Please join us in congratulating Seth Inman of Dunwoody, Georgia (left in above pic), winner of the March 2018 eBird Challenge, sponsored by Carl Zeiss Sports Optics. Seth’s name was drawn randomly from the 3,902 eBirders who submitted at least 15 eligible checklists in March with at least one rated photo or sound. Seth will receive a new ZEISS Conquest HD 8×42 binocular for his eBirding efforts. Here’s Seth’s birding story:
Although I grew up in Costa Rica and enjoyed seeing motmots in my backyard, or toucans on school trips, I wasn’t particularly fascinated with birds from a young age, but rather generally interested in all Tico––that is, Costa Rican––wildlife. But that changed in the last four or five years. I first heard of eBird through one of the Cornell Lab of Ornithology’s other citizen science projects called Celebrate Urban Birds. Since then I’ve been using eBird.org
and the eBird mobile app to document my observations all the time. What started more as a focus on making contributions to citizen science evolved over the last couple years into a full-fledged (pardon the pun) birding hobby, to the point where starting January 1st of this year I decided to commit to submitting at least one checklist a day in 2018 and see how that goes. I began making a conscious effort to try and complete the monthly challenges when possible back in 2015, never really believing that I would be randomly selected, but knowing that I was helping to provide whatever extra data the eBird team wanted to incentivize. Now I can enjoy an optics upgrade thanks to the generosity of Carl Zeiss Sports Optics and the eBird Team!
I strongly believe in the value of tapping into the huge global network of amateur experts that birders and birdwatchers form, so that we can add to the pool of knowledge on avian species created by trained ornithologists. But in addition to the scientific and statistical value of our checklists when added up to the millions of records, there’s also the personal benefits of eBird found in simply planning a birding trip by researching what kind of species have been seen where. I frequently use the Explore pages to find the best Hotspots to visit during my travels, and also enjoy creating a new Hotspot if I think a relatively unexplored area is worth highlighting for my peers. In particular I look forward to watching the Illustrated Checklist feature become more rich over time. Part of my work in conservation tourism has been helping hotels either form new Hotspots, or increase their dedication to consistently contributing data to their Hotspots, which creates a more valuable pool of information for the scientists analyzing eBird data, and also helps travelers decide where to go birding.
A Northern Mockingbird seen during one of my daily ten-minute neighborhood walks in March.
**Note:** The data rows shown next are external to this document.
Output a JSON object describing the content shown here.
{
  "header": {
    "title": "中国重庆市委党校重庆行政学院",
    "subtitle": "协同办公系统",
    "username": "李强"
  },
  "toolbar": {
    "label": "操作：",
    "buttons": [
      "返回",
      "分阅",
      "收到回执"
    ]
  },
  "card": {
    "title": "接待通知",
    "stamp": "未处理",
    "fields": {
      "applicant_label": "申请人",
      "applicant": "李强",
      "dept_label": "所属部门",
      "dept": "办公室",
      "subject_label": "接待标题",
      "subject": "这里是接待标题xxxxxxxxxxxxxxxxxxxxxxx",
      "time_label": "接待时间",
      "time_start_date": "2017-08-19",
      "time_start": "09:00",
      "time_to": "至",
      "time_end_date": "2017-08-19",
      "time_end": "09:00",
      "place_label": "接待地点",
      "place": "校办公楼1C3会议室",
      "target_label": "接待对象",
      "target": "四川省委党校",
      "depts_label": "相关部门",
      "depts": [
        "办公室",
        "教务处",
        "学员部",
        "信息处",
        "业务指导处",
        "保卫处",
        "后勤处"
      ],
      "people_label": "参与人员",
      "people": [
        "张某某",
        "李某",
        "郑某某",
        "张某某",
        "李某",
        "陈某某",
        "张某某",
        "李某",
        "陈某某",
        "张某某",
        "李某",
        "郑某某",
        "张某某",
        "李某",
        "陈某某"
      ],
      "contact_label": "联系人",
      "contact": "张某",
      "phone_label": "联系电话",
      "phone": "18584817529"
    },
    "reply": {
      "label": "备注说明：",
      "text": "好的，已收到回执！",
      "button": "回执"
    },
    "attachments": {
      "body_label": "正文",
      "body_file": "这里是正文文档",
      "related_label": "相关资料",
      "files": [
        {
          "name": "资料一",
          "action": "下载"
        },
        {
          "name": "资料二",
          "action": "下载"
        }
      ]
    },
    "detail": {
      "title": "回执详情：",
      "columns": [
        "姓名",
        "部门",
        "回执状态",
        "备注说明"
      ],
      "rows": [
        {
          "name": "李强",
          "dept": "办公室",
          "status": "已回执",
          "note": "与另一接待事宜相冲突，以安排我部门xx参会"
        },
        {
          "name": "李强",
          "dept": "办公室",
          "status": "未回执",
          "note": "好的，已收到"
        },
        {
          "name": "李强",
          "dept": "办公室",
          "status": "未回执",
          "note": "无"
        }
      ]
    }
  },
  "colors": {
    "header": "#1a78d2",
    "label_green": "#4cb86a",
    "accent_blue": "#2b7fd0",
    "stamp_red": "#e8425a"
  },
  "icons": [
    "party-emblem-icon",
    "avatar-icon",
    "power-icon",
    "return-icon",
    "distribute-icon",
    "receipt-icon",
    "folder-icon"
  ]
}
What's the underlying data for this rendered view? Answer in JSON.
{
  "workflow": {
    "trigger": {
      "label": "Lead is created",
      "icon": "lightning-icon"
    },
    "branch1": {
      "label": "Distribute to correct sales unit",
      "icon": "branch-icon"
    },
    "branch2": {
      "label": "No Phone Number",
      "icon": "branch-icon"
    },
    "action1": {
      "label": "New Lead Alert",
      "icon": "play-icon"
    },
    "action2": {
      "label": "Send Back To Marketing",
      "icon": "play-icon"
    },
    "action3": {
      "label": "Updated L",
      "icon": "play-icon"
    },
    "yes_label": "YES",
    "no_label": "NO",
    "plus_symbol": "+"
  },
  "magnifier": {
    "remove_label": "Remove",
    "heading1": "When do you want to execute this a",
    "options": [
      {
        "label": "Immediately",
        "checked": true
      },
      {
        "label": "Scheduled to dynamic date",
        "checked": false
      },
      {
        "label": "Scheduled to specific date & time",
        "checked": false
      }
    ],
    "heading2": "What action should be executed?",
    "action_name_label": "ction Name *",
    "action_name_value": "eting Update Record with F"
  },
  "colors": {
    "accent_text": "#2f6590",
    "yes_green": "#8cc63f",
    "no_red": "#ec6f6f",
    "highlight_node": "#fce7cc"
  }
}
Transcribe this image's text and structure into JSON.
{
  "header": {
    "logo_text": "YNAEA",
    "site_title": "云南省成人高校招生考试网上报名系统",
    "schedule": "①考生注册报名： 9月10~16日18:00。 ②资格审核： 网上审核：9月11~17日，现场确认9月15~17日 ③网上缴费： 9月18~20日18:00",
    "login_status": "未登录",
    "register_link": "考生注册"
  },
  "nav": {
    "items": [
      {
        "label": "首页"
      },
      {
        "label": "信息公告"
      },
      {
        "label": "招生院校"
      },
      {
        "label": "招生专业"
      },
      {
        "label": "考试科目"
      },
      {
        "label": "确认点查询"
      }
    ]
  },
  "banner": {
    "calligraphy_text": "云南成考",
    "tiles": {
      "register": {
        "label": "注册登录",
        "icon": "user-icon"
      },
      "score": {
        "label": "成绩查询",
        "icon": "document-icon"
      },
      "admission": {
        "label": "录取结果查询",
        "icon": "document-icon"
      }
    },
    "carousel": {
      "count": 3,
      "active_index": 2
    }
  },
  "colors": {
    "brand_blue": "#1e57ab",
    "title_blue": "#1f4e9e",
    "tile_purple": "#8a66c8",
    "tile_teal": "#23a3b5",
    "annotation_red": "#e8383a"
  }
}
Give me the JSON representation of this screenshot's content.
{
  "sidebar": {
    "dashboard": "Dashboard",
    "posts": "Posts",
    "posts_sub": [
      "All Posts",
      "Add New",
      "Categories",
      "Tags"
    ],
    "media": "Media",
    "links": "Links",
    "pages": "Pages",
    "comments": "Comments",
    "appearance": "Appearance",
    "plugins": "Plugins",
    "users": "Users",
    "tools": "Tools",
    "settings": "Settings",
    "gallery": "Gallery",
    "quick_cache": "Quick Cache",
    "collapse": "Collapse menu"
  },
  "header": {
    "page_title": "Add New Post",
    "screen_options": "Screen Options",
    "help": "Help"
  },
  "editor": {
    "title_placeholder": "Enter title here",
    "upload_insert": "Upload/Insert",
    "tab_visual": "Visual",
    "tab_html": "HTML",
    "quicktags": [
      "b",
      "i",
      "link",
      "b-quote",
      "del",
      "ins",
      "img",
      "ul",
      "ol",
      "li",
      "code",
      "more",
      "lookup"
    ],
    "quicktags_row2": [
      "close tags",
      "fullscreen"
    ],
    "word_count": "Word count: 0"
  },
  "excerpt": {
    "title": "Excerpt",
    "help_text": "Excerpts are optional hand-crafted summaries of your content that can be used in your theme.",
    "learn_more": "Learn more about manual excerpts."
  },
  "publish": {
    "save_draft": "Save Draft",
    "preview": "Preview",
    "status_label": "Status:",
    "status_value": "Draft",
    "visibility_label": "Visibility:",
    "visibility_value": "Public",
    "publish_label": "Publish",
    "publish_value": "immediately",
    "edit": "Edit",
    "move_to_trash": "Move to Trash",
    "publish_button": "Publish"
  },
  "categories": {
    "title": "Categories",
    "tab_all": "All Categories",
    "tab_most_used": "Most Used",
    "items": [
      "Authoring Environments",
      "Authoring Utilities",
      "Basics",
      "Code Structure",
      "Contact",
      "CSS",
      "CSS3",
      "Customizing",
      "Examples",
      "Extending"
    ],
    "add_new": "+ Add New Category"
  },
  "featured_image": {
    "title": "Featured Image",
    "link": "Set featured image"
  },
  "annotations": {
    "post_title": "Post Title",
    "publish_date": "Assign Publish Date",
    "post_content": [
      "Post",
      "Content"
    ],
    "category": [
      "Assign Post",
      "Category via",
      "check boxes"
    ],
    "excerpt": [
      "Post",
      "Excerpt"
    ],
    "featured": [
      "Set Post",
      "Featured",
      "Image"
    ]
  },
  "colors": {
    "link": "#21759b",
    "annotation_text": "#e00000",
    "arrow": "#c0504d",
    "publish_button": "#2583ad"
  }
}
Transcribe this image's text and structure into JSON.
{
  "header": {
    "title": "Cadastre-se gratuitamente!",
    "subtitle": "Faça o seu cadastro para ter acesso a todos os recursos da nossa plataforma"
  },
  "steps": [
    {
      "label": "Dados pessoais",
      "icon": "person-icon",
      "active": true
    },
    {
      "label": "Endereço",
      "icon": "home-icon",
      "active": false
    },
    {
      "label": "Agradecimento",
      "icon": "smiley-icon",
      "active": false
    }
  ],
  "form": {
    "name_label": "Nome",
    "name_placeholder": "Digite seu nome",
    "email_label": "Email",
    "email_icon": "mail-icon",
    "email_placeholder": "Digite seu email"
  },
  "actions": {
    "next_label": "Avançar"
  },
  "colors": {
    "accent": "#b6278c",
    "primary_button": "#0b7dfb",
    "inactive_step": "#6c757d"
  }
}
Photo by Seth Inman/Macaulay Library.
Most of my March birding took place in the suburbs of Atlanta, GA, although I also finished up a trip to California’s Bay Area that yielded a fair number of new species for me, particularly certain grebes and the amusing American Avocet. Traveling is always exciting in its potential to see some fresh or completely novel birds, but I also had a fun “lifer” surprise in my own neck of the woods when a pair of migrating Sandhill Cranes flew overhead in Georgia. New species can pop up unexpectedly even on a simple neighborhood walk
! I like the monthly challenges––such as March’s––that encourage uploading photos to checklists, because I enjoy photographing birds anyway. Despite only having a point-and-shoot camera, every now and then a bird sits still long enough for me to get a shot I’m proud of and want to share. As it is I frequently use my camera to help me with tricky IDs; since I’ve only been birding for a handful of years and have moved between several countries while doing so, I still have lots to learn about local birds and their lookalikes. In this regard I’ve found the Merlin app
webpage invaluable resources. I also appreciate the work of regional eBird reviewers who have double-checked certain sightings with me, in a couple cases leading to a different identification, and I welcome the corrections! There’s no doubt that using eBird has made me a better birder, so thanks to the whole team for providing a place for that to happen!
Birding in the tropics is a luxury, and I think this Black-and-yellow Silky-flycatcher at Poás Volcano in Costa Rica was the first truly crisp bird photo I ever got for such tough conditions, which makes this shot one of my favorites. Photo by Seth Inman/Macaulay Library